[Component data from apps and pages]
· · · ·
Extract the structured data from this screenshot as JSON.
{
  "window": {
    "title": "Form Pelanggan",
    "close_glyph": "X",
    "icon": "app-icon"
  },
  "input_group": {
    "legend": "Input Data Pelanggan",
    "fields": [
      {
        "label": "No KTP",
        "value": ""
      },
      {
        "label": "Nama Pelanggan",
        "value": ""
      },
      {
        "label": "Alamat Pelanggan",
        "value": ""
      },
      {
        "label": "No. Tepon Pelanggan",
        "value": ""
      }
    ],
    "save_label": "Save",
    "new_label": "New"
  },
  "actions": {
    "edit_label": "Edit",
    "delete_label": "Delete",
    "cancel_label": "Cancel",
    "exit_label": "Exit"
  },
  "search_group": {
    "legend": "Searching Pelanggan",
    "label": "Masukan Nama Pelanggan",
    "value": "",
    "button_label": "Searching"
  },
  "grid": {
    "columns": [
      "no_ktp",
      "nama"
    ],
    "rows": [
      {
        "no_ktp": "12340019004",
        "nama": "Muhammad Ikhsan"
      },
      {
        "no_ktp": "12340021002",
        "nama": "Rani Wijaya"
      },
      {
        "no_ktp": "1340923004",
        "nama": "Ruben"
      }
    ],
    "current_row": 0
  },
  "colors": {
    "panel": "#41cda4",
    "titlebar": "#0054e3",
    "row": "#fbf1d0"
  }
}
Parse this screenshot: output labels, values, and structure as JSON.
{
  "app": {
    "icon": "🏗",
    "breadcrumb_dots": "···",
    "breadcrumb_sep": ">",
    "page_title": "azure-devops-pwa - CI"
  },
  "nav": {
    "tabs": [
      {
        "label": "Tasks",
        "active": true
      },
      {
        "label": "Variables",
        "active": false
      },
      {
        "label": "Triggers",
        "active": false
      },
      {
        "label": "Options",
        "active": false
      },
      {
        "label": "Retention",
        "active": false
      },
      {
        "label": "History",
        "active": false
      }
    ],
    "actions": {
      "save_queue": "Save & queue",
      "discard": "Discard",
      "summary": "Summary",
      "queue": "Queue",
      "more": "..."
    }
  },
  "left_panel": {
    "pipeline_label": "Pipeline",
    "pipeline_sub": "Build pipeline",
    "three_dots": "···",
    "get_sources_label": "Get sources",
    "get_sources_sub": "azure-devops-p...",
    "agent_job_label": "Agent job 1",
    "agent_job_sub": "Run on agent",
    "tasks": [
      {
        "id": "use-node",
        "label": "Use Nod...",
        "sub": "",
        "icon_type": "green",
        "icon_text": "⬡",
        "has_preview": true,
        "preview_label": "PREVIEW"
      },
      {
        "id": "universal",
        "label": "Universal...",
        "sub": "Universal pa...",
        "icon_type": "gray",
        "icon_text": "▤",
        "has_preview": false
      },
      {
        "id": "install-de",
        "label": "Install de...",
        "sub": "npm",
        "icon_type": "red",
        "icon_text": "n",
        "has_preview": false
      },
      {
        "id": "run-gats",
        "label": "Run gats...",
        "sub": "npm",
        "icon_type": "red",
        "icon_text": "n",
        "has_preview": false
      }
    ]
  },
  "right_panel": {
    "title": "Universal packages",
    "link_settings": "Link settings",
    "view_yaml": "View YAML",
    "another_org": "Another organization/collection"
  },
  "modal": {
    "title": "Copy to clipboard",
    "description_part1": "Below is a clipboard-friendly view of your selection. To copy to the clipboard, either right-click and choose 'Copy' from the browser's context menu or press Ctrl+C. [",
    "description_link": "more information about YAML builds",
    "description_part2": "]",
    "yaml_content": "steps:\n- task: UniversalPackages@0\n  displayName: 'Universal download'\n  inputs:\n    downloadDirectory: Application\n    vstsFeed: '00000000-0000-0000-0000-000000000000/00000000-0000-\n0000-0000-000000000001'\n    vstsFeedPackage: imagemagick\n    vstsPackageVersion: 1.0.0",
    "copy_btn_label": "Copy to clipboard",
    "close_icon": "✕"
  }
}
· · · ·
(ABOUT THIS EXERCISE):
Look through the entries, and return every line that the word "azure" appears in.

(RESPONSE AREA):
    "page_title": "azure-devops-pwa - CI"
    "get_sources_sub": "azure-devops-p...",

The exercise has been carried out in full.